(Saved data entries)
***
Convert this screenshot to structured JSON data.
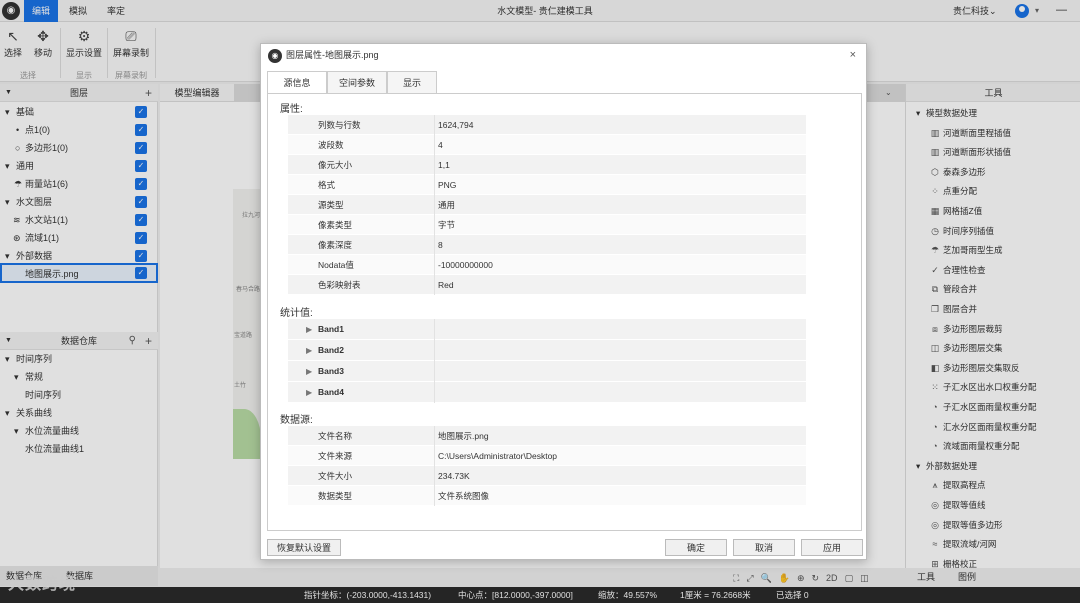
{
  "topbar": {
    "menu": [
      "编辑",
      "模拟",
      "率定"
    ],
    "title": "水文模型- 贵仁建模工具",
    "company": "贵仁科技",
    "company_dropdown": "▾",
    "minimize": "—"
  },
  "ribbon": {
    "buttons": [
      {
        "label": "选择",
        "icon": "cursor-icon"
      },
      {
        "label": "移动",
        "icon": "move-icon"
      },
      {
        "label": "显示设置",
        "icon": "gear-icon"
      },
      {
        "label": "屏幕录制",
        "icon": "camera-icon"
      }
    ],
    "groups": [
      "选择",
      "显示",
      "屏幕录制"
    ]
  },
  "layers": {
    "title": "图层",
    "items": [
      {
        "label": "基础",
        "level": 0,
        "expanded": true
      },
      {
        "label": "点1(0)",
        "level": 1,
        "icon": "dot-icon"
      },
      {
        "label": "多边形1(0)",
        "level": 1,
        "icon": "circle-icon"
      },
      {
        "label": "通用",
        "level": 0,
        "expanded": true
      },
      {
        "label": "雨量站1(6)",
        "level": 1,
        "icon": "rain-icon"
      },
      {
        "label": "水文图层",
        "level": 0,
        "expanded": true
      },
      {
        "label": "水文站1(1)",
        "level": 1,
        "icon": "wave-icon"
      },
      {
        "label": "流域1(1)",
        "level": 1,
        "icon": "basin-icon"
      },
      {
        "label": "外部数据",
        "level": 0,
        "expanded": true
      },
      {
        "label": "地图展示.png",
        "level": 1,
        "selected": true
      }
    ]
  },
  "repository": {
    "title": "数据仓库",
    "items": [
      {
        "label": "时间序列",
        "level": 0
      },
      {
        "label": "常规",
        "level": 1
      },
      {
        "label": "时间序列",
        "level": 2
      },
      {
        "label": "关系曲线",
        "level": 0
      },
      {
        "label": "水位流量曲线",
        "level": 1
      },
      {
        "label": "水位流量曲线1",
        "level": 2
      }
    ]
  },
  "left_tabs": [
    "数据仓库",
    "数据库"
  ],
  "center": {
    "tab": "模型编辑器",
    "map_labels": [
      "拉九河",
      "春马合路",
      "宝道路",
      "土竹"
    ]
  },
  "tools": {
    "title": "工具",
    "categories": [
      {
        "label": "模型数据处理",
        "items": [
          {
            "label": "河道断面里程插值",
            "icon": "chart-icon"
          },
          {
            "label": "河道断面形状插值",
            "icon": "chart-icon"
          },
          {
            "label": "泰森多边形",
            "icon": "polygon-icon"
          },
          {
            "label": "点重分配",
            "icon": "points-icon"
          },
          {
            "label": "网格插Z值",
            "icon": "grid-icon"
          },
          {
            "label": "时间序列插值",
            "icon": "clock-icon"
          },
          {
            "label": "芝加哥雨型生成",
            "icon": "rain-icon"
          },
          {
            "label": "合理性检查",
            "icon": "check-icon"
          },
          {
            "label": "管段合并",
            "icon": "merge-icon"
          },
          {
            "label": "图层合并",
            "icon": "layers-icon"
          },
          {
            "label": "多边形图层裁剪",
            "icon": "clip-icon"
          },
          {
            "label": "多边形图层交集",
            "icon": "intersect-icon"
          },
          {
            "label": "多边形图层交集取反",
            "icon": "invert-icon"
          },
          {
            "label": "子汇水区出水口权重分配",
            "icon": "outlet-icon"
          },
          {
            "label": "子汇水区面雨量权重分配",
            "icon": "pie-icon"
          },
          {
            "label": "汇水分区面雨量权重分配",
            "icon": "pie-icon"
          },
          {
            "label": "流域面雨量权重分配",
            "icon": "pie-icon"
          }
        ]
      },
      {
        "label": "外部数据处理",
        "items": [
          {
            "label": "提取高程点",
            "icon": "elevation-icon"
          },
          {
            "label": "提取等值线",
            "icon": "contour-icon"
          },
          {
            "label": "提取等值多边形",
            "icon": "contour-icon"
          },
          {
            "label": "提取流域/河网",
            "icon": "river-icon"
          },
          {
            "label": "栅格校正",
            "icon": "raster-icon"
          }
        ]
      }
    ]
  },
  "right_tabs": [
    "工具",
    "图例"
  ],
  "status": {
    "pointer": "指针坐标：(-203.0000,-413.1431)",
    "center": "中心点：[812.0000,-397.0000]",
    "zoom": "缩放：49.557%",
    "scale": "1厘米 = 76.2668米",
    "selected": "已选择 0"
  },
  "watermark": "大数跨境",
  "map_tools": [
    "⛶",
    "⤢",
    "🔍",
    "✋",
    "⊕",
    "↻",
    "2D",
    "▢",
    "◫"
  ],
  "dialog": {
    "title": "图层属性-地图展示.png",
    "close": "×",
    "tabs": [
      "源信息",
      "空间参数",
      "显示"
    ],
    "attr_title": "属性:",
    "attrs": [
      {
        "k": "列数与行数",
        "v": "1624,794"
      },
      {
        "k": "波段数",
        "v": "4"
      },
      {
        "k": "像元大小",
        "v": "1,1"
      },
      {
        "k": "格式",
        "v": "PNG"
      },
      {
        "k": "源类型",
        "v": "通用"
      },
      {
        "k": "像素类型",
        "v": "字节"
      },
      {
        "k": "像素深度",
        "v": "8"
      },
      {
        "k": "Nodata值",
        "v": "-10000000000"
      },
      {
        "k": "色彩映射表",
        "v": "Red"
      }
    ],
    "stats_title": "统计值:",
    "bands": [
      "Band1",
      "Band2",
      "Band3",
      "Band4"
    ],
    "source_title": "数据源:",
    "source": [
      {
        "k": "文件名称",
        "v": "地图展示.png"
      },
      {
        "k": "文件来源",
        "v": "C:\\Users\\Administrator\\Desktop"
      },
      {
        "k": "文件大小",
        "v": "234.73K"
      },
      {
        "k": "数据类型",
        "v": "文件系统图像"
      }
    ],
    "buttons": {
      "reset": "恢复默认设置",
      "ok": "确定",
      "cancel": "取消",
      "apply": "应用"
    }
  }
}
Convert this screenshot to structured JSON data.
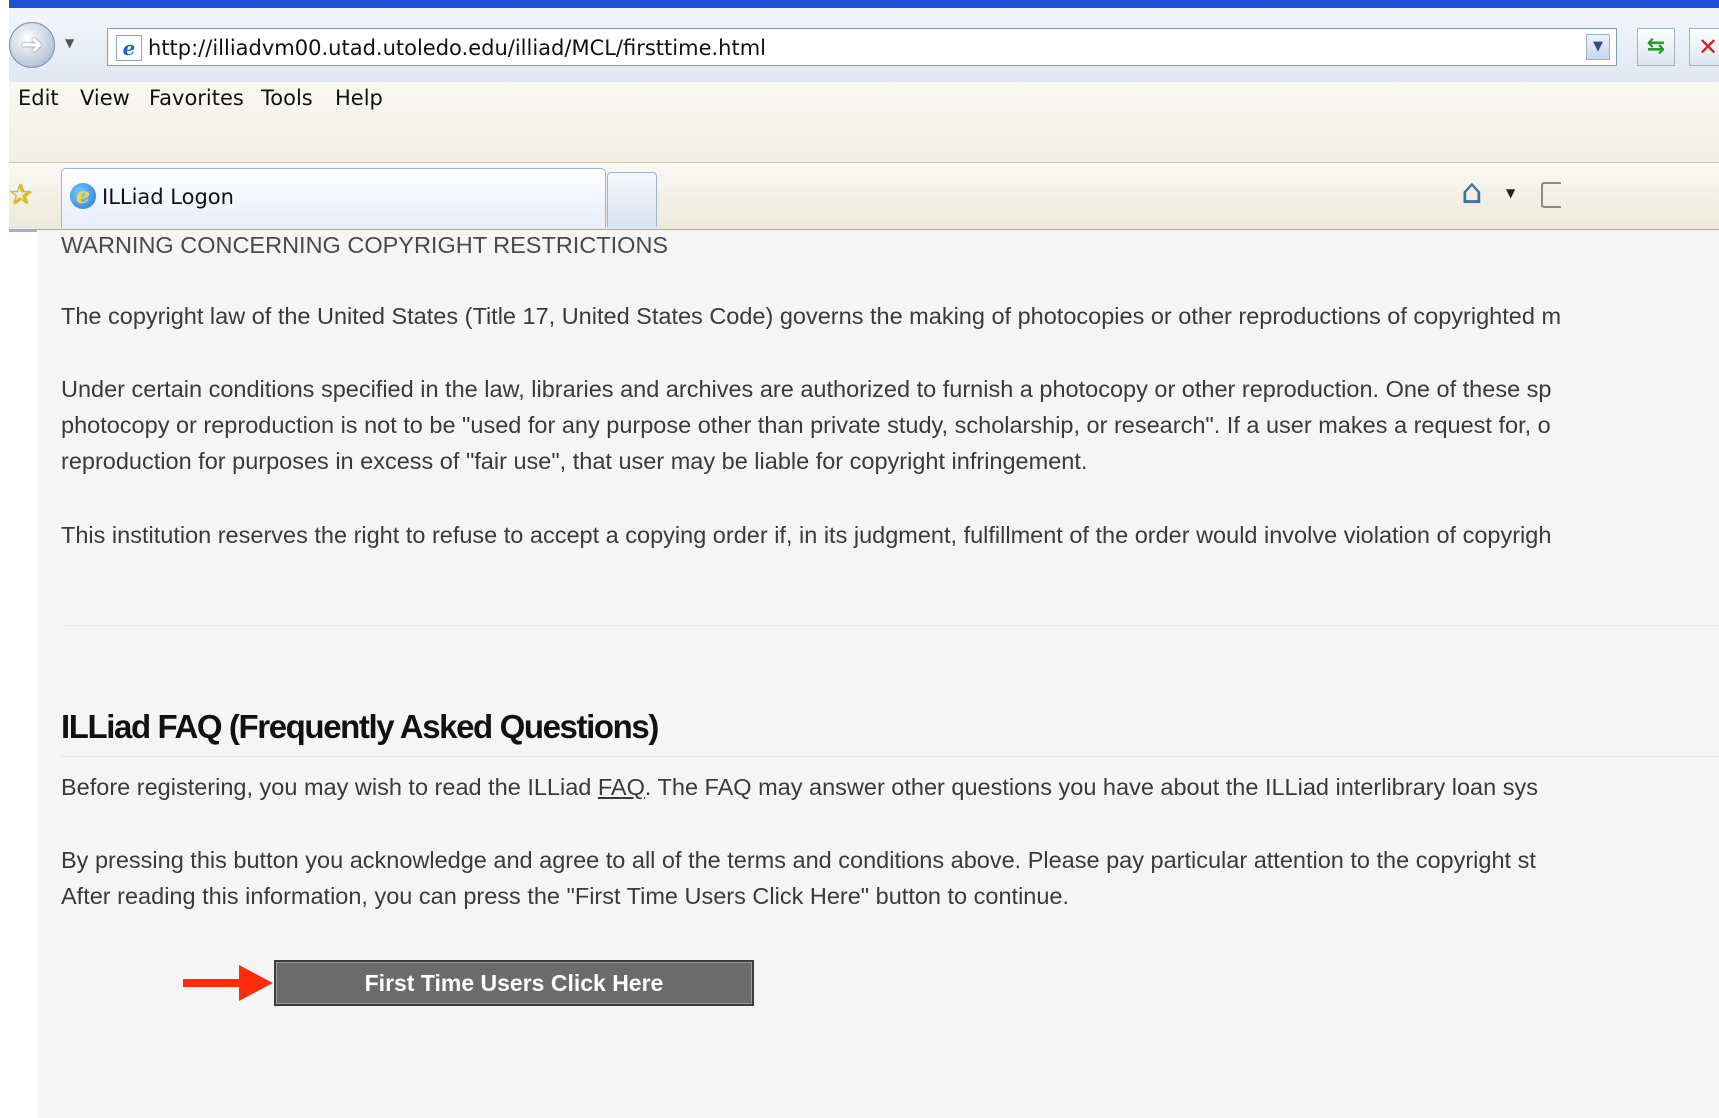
{
  "browser": {
    "url": "http://illiadvm00.utad.utoledo.edu/illiad/MCL/firsttime.html",
    "menu": [
      "Edit",
      "View",
      "Favorites",
      "Tools",
      "Help"
    ],
    "tab_title": "ILLiad Logon",
    "icons": {
      "back": "back-arrow-icon",
      "ie": "ie-page-icon",
      "refresh": "refresh-icon",
      "stop": "stop-icon",
      "favorites": "favorites-star-icon",
      "home": "home-icon",
      "feeds": "feeds-icon"
    },
    "colors": {
      "titlebar": "#1e4fd6",
      "tab_border": "#9bb0cc"
    }
  },
  "page": {
    "warning_heading": "WARNING CONCERNING COPYRIGHT RESTRICTIONS",
    "copyright_para": "The copyright law of the United States (Title 17, United States Code) governs the making of photocopies or other reproductions of copyrighted m",
    "conditions_lines": [
      "Under certain conditions specified in the law, libraries and archives are authorized to furnish a photocopy or other reproduction. One of these sp",
      "photocopy or reproduction is not to be \"used for any purpose other than private study, scholarship, or research\". If a user makes a request for, o",
      "reproduction for purposes in excess of \"fair use\", that user may be liable for copyright infringement."
    ],
    "institution_para": "This institution reserves the right to refuse to accept a copying order if, in its judgment, fulfillment of the order would involve violation of copyrigh",
    "faq_heading": "ILLiad FAQ (Frequently Asked Questions)",
    "faq_before": "Before registering, you may wish to read the ILLiad ",
    "faq_link": "FAQ",
    "faq_after": ". The FAQ may answer other questions you have about the ILLiad interlibrary loan sys",
    "ack_lines": [
      "By pressing this button you acknowledge and agree to all of the terms and conditions above. Please pay particular attention to the copyright st",
      "After reading this information, you can press the \"First Time Users Click Here\" button to continue."
    ],
    "button_label": "First Time Users Click Here",
    "colors": {
      "arrow": "#ff2c0a",
      "button": "#6b6b6b",
      "background": "#f5f5f5"
    }
  }
}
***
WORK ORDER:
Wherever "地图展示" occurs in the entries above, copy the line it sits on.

SOLUTION:
        "label": "地图展示.png",
    "title": "图层属性-地图展示.png",
        "v": "地图展示.png"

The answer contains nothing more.